For each line below that includes the word "title", make a copy.
*** EXTRACTED MATERIAL Section Begins ***
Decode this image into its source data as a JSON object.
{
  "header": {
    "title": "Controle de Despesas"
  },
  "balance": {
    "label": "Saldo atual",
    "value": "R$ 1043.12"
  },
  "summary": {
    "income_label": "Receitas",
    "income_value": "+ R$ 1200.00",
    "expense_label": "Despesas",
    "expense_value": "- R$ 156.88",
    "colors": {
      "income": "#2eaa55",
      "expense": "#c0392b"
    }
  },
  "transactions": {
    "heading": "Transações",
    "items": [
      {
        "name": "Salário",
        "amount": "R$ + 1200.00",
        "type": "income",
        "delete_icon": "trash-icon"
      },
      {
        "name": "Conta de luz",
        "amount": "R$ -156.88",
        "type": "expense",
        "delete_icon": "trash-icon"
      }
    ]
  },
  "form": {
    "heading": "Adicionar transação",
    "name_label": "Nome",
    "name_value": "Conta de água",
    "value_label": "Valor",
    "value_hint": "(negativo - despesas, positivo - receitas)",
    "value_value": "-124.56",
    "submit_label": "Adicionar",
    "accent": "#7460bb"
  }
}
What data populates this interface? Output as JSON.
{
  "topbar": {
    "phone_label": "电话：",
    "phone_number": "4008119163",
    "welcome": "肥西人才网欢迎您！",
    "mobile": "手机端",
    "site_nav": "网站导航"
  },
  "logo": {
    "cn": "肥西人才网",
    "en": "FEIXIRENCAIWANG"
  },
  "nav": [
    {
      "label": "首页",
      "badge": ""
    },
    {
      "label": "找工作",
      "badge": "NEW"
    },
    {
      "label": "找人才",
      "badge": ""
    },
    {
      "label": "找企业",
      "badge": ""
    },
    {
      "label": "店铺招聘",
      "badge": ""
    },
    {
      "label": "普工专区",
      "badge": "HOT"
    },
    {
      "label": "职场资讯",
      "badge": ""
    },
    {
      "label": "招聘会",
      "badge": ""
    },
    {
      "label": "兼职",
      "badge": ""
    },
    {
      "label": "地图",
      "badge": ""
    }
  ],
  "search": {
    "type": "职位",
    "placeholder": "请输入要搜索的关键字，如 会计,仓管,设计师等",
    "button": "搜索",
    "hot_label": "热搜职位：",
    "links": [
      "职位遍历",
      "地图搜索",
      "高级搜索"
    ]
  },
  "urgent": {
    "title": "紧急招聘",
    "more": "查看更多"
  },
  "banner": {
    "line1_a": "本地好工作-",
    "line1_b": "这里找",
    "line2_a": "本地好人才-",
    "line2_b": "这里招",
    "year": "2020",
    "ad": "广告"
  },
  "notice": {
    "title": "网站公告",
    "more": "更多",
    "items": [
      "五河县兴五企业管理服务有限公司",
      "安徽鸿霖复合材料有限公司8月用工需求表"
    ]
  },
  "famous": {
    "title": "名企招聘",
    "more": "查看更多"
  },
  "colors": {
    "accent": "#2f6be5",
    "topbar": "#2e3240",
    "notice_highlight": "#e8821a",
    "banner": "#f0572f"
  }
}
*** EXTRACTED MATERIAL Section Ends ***
- _RESPONSE BOX_
    "title": "Controle de Despesas"
    "title": "紧急招聘",
    "title": "网站公告",
    "title": "名企招聘",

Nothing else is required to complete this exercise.